RECORDS TO USE:

Segment Open

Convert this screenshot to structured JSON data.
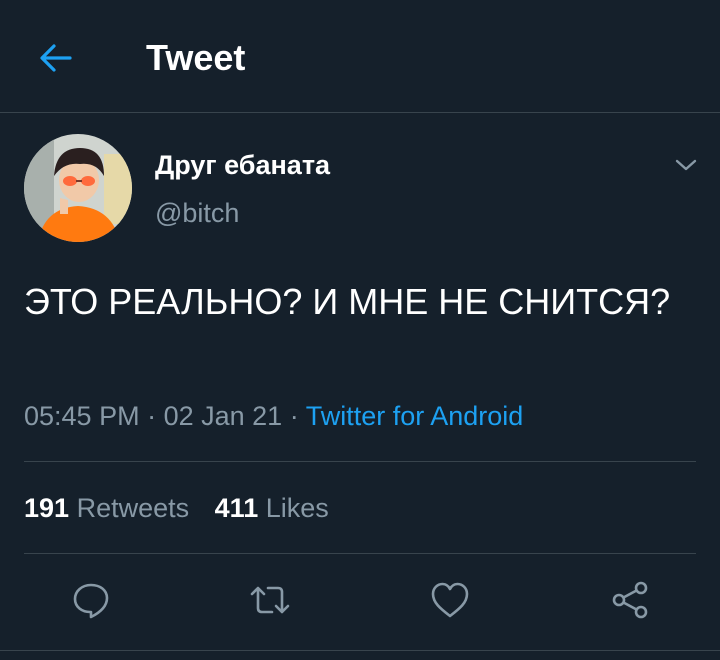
{
  "header": {
    "title": "Tweet",
    "back_icon": "arrow-left-icon"
  },
  "tweet": {
    "author": {
      "display_name": "Друг ебаната",
      "handle": "@bitch",
      "avatar": "avatar-photo"
    },
    "text": "ЭТО РЕАЛЬНО? И МНЕ НЕ СНИТСЯ?",
    "time": "05:45 PM",
    "date": "02 Jan 21",
    "separator": " · ",
    "source": "Twitter for Android",
    "menu_icon": "chevron-down-icon"
  },
  "stats": {
    "retweets_count": "191",
    "retweets_label": "Retweets",
    "likes_count": "411",
    "likes_label": "Likes"
  },
  "actions": [
    "reply-icon",
    "retweet-icon",
    "like-icon",
    "share-icon"
  ],
  "colors": {
    "background": "#15202b",
    "accent": "#1da1f2",
    "secondary_text": "#8899a6",
    "divider": "#38444d"
  }
}
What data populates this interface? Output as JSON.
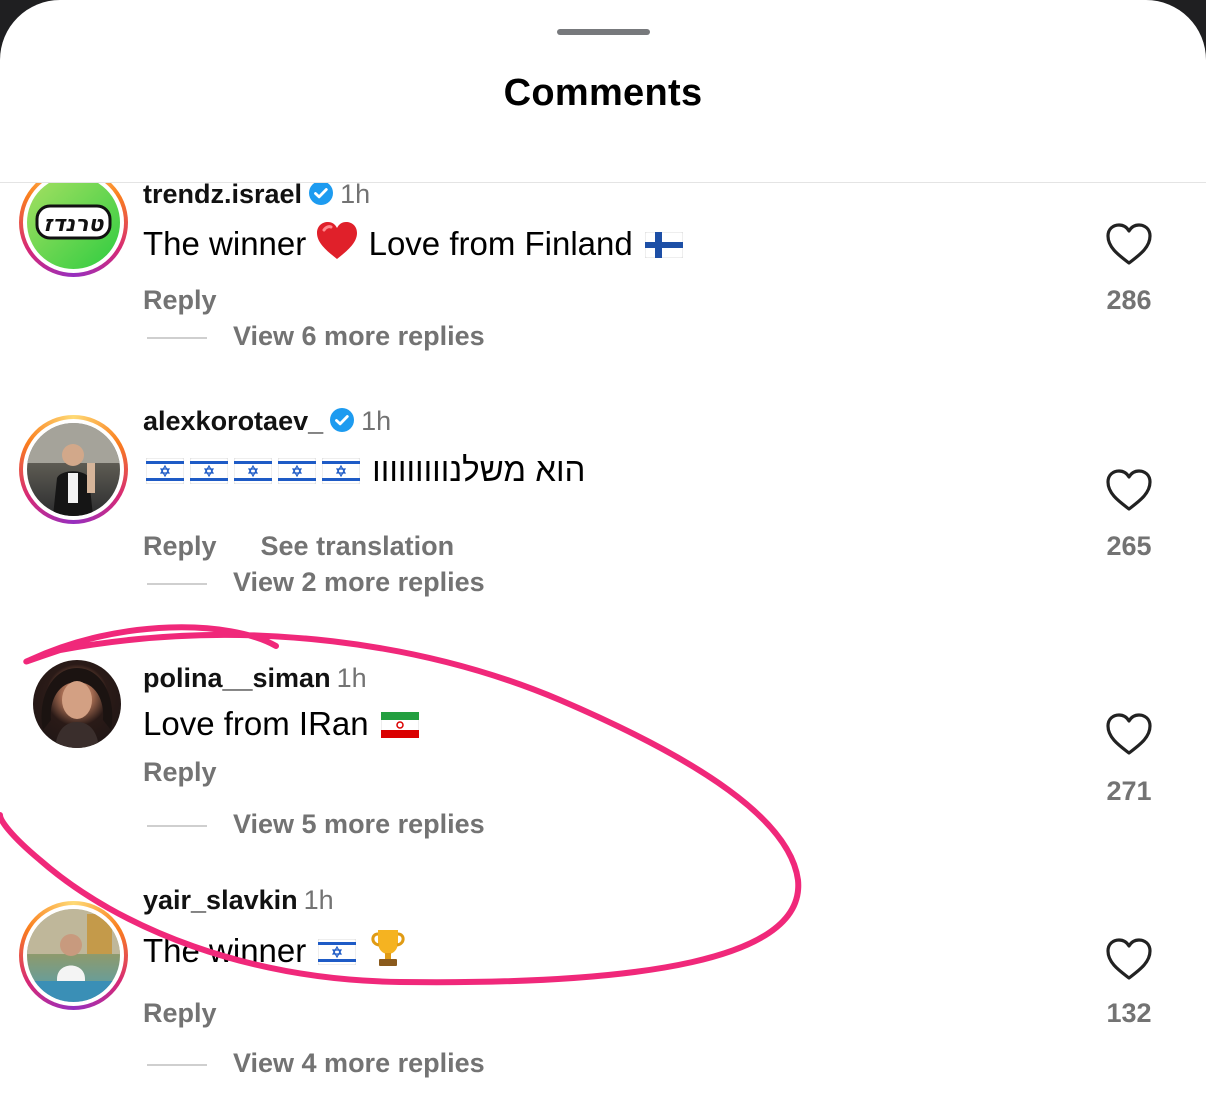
{
  "sheet": {
    "title": "Comments"
  },
  "comments": [
    {
      "username": "trendz.israel",
      "verified": true,
      "time": "1h",
      "text_before": "The winner",
      "text_after": "Love from Finland",
      "reply_label": "Reply",
      "view_replies": "View 6 more replies",
      "likes": "286",
      "avatar_logo_text": "טרנדז"
    },
    {
      "username": "alexkorotaev_",
      "verified": true,
      "time": "1h",
      "text": "הוא משלנווווווווו",
      "reply_label": "Reply",
      "translation_label": "See translation",
      "view_replies": "View 2 more replies",
      "likes": "265"
    },
    {
      "username": "polina__siman",
      "verified": false,
      "time": "1h",
      "text": "Love from IRan",
      "reply_label": "Reply",
      "view_replies": "View 5 more replies",
      "likes": "271"
    },
    {
      "username": "yair_slavkin",
      "verified": false,
      "time": "1h",
      "text": "The winner",
      "reply_label": "Reply",
      "view_replies": "View 4 more replies",
      "likes": "132"
    }
  ],
  "icons": {
    "like": "heart-outline-icon",
    "verified": "verified-badge-icon",
    "grab": "drag-handle"
  },
  "colors": {
    "annotation": "#f0287a",
    "muted_text": "#737373",
    "verified": "#1d9bf0"
  }
}
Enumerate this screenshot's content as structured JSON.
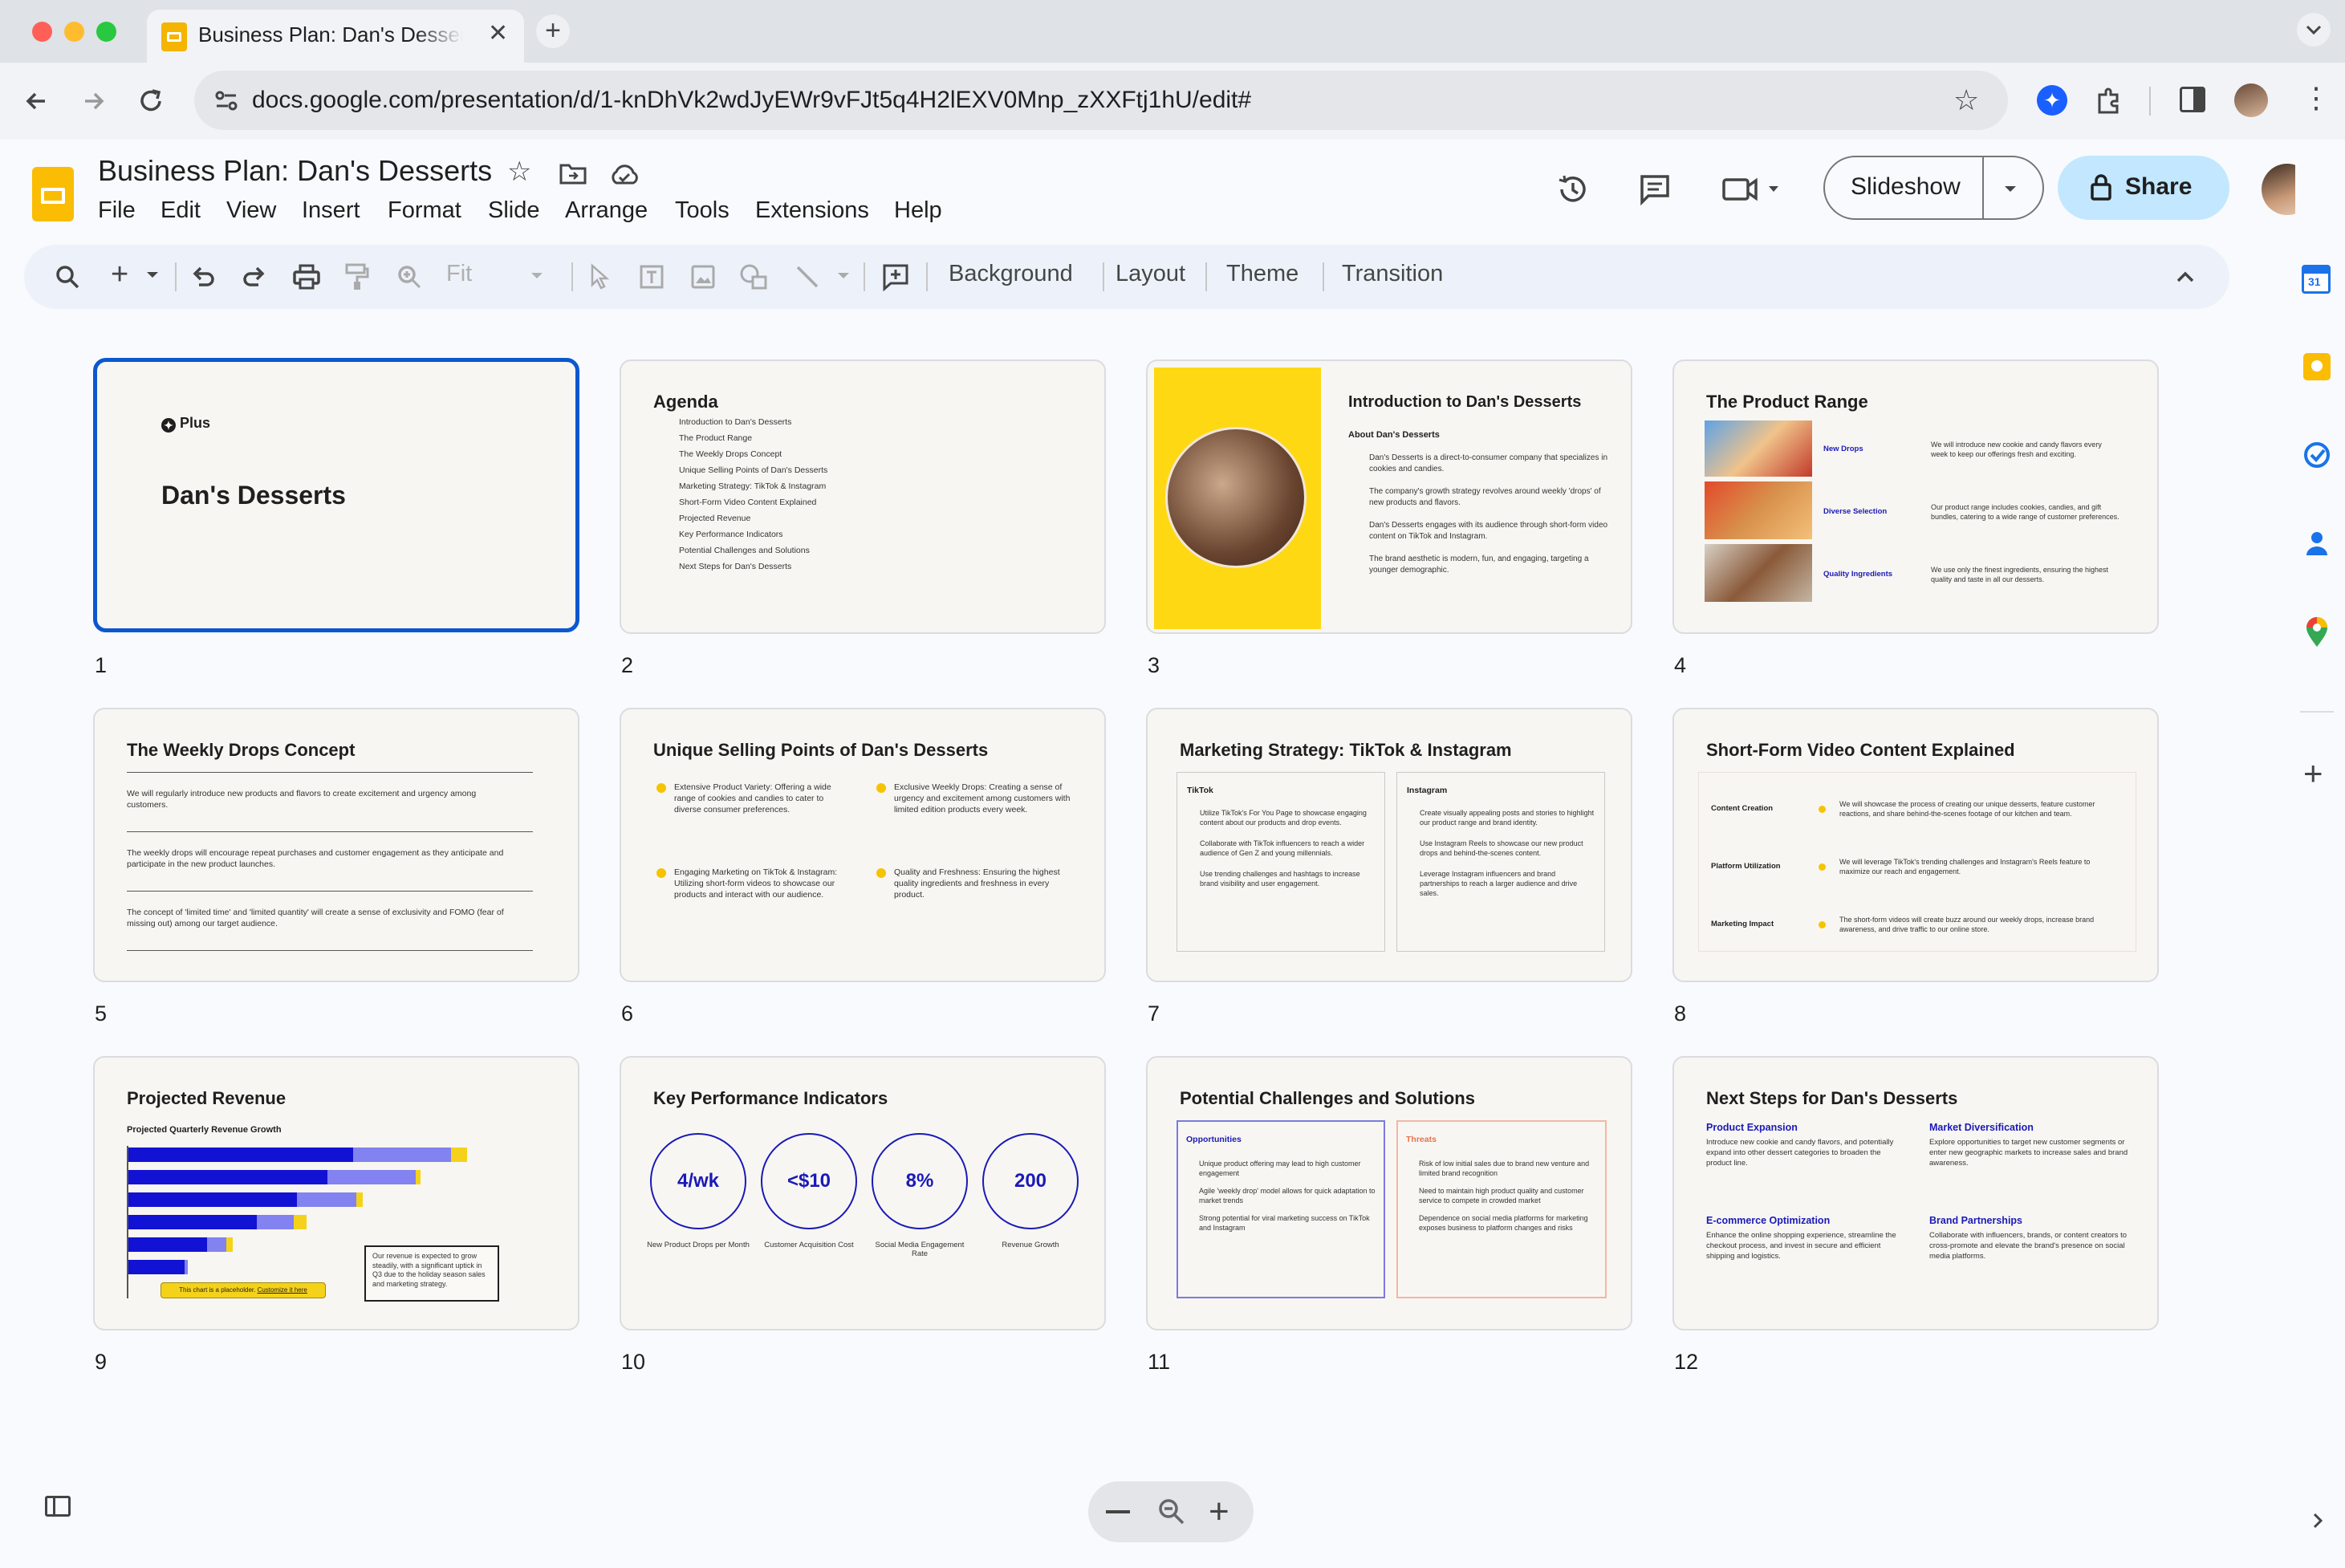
{
  "browser": {
    "tab_title": "Business Plan: Dan's Desserts",
    "url": "docs.google.com/presentation/d/1-knDhVk2wdJyEWr9vFJt5q4H2lEXV0Mnp_zXXFtj1hU/edit#"
  },
  "app": {
    "doc_title": "Business Plan: Dan's Desserts",
    "menus": [
      "File",
      "Edit",
      "View",
      "Insert",
      "Format",
      "Slide",
      "Arrange",
      "Tools",
      "Extensions",
      "Help"
    ],
    "slideshow_label": "Slideshow",
    "share_label": "Share",
    "accent": "#0b57d0",
    "share_bg": "#c2e7ff"
  },
  "toolbar": {
    "zoom_value": "Fit",
    "background": "Background",
    "layout": "Layout",
    "theme": "Theme",
    "transition": "Transition"
  },
  "slides": {
    "s1": {
      "num": "1",
      "brand": "Plus",
      "title": "Dan's Desserts"
    },
    "s2": {
      "num": "2",
      "title": "Agenda",
      "items": [
        "Introduction to Dan's Desserts",
        "The Product Range",
        "The Weekly Drops Concept",
        "Unique Selling Points of Dan's Desserts",
        "Marketing Strategy: TikTok & Instagram",
        "Short-Form Video Content Explained",
        "Projected Revenue",
        "Key Performance Indicators",
        "Potential Challenges and Solutions",
        "Next Steps for Dan's Desserts"
      ]
    },
    "s3": {
      "num": "3",
      "title": "Introduction to Dan's Desserts",
      "subtitle": "About Dan's Desserts",
      "bullets": [
        "Dan's Desserts is a direct-to-consumer company that specializes in cookies and candies.",
        "The company's growth strategy revolves around weekly 'drops' of new products and flavors.",
        "Dan's Desserts engages with its audience through short-form video content on TikTok and Instagram.",
        "The brand aesthetic is modern, fun, and engaging, targeting a younger demographic."
      ]
    },
    "s4": {
      "num": "4",
      "title": "The Product Range",
      "rows": [
        {
          "label": "New Drops",
          "text": "We will introduce new cookie and candy flavors every week to keep our offerings fresh and exciting."
        },
        {
          "label": "Diverse Selection",
          "text": "Our product range includes cookies, candies, and gift bundles, catering to a wide range of customer preferences."
        },
        {
          "label": "Quality Ingredients",
          "text": "We use only the finest ingredients, ensuring the highest quality and taste in all our desserts."
        }
      ]
    },
    "s5": {
      "num": "5",
      "title": "The Weekly Drops Concept",
      "paras": [
        "We will regularly introduce new products and flavors to create excitement and urgency among customers.",
        "The weekly drops will encourage repeat purchases and customer engagement as they anticipate and participate in the new product launches.",
        "The concept of 'limited time' and 'limited quantity' will create a sense of exclusivity and FOMO (fear of missing out) among our target audience."
      ]
    },
    "s6": {
      "num": "6",
      "title": "Unique Selling Points of Dan's Desserts",
      "points": [
        "Extensive Product Variety: Offering a wide range of cookies and candies to cater to diverse consumer preferences.",
        "Exclusive Weekly Drops: Creating a sense of urgency and excitement among customers with limited edition products every week.",
        "Engaging Marketing on TikTok & Instagram: Utilizing short-form videos to showcase our products and interact with our audience.",
        "Quality and Freshness: Ensuring the highest quality ingredients and freshness in every product."
      ]
    },
    "s7": {
      "num": "7",
      "title": "Marketing Strategy: TikTok & Instagram",
      "left_head": "TikTok",
      "left": [
        "Utilize TikTok's For You Page to showcase engaging content about our products and drop events.",
        "Collaborate with TikTok influencers to reach a wider audience of Gen Z and young millennials.",
        "Use trending challenges and hashtags to increase brand visibility and user engagement."
      ],
      "right_head": "Instagram",
      "right": [
        "Create visually appealing posts and stories to highlight our product range and brand identity.",
        "Use Instagram Reels to showcase our new product drops and behind-the-scenes content.",
        "Leverage Instagram influencers and brand partnerships to reach a larger audience and drive sales."
      ]
    },
    "s8": {
      "num": "8",
      "title": "Short-Form Video Content Explained",
      "rows": [
        {
          "label": "Content Creation",
          "text": "We will showcase the process of creating our unique desserts, feature customer reactions, and share behind-the-scenes footage of our kitchen and team."
        },
        {
          "label": "Platform Utilization",
          "text": "We will leverage TikTok's trending challenges and Instagram's Reels feature to maximize our reach and engagement."
        },
        {
          "label": "Marketing Impact",
          "text": "The short-form videos will create buzz around our weekly drops, increase brand awareness, and drive traffic to our online store."
        }
      ]
    },
    "s9": {
      "num": "9",
      "title": "Projected Revenue",
      "subtitle": "Projected Quarterly Revenue Growth",
      "note": "Our revenue is expected to grow steadily, with a significant uptick in Q3 due to the holiday season sales and marketing strategy.",
      "placeholder": "This chart is a placeholder.",
      "placeholder_link": "Customize it here"
    },
    "s10": {
      "num": "10",
      "title": "Key Performance Indicators",
      "kpis": [
        {
          "value": "4/wk",
          "label": "New Product Drops per Month"
        },
        {
          "value": "<$10",
          "label": "Customer Acquisition Cost"
        },
        {
          "value": "8%",
          "label": "Social Media Engagement Rate"
        },
        {
          "value": "200",
          "label": "Revenue Growth"
        }
      ]
    },
    "s11": {
      "num": "11",
      "title": "Potential Challenges and Solutions",
      "left_head": "Opportunities",
      "left": [
        "Unique product offering may lead to high customer engagement",
        "Agile 'weekly drop' model allows for quick adaptation to market trends",
        "Strong potential for viral marketing success on TikTok and Instagram"
      ],
      "right_head": "Threats",
      "right": [
        "Risk of low initial sales due to brand new venture and limited brand recognition",
        "Need to maintain high product quality and customer service to compete in crowded market",
        "Dependence on social media platforms for marketing exposes business to platform changes and risks"
      ]
    },
    "s12": {
      "num": "12",
      "title": "Next Steps for Dan's Desserts",
      "blocks": [
        {
          "head": "Product Expansion",
          "text": "Introduce new cookie and candy flavors, and potentially expand into other dessert categories to broaden the product line."
        },
        {
          "head": "Market Diversification",
          "text": "Explore opportunities to target new customer segments or enter new geographic markets to increase sales and brand awareness."
        },
        {
          "head": "E-commerce Optimization",
          "text": "Enhance the online shopping experience, streamline the checkout process, and invest in secure and efficient shipping and logistics."
        },
        {
          "head": "Brand Partnerships",
          "text": "Collaborate with influencers, brands, or content creators to cross-promote and elevate the brand's presence on social media platforms."
        }
      ]
    }
  }
}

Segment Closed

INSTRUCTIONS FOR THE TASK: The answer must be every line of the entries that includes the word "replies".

RESPONSE:
      "view_replies": "View 6 more replies",
      "view_replies": "View 2 more replies",
      "view_replies": "View 5 more replies",
      "view_replies": "View 4 more replies",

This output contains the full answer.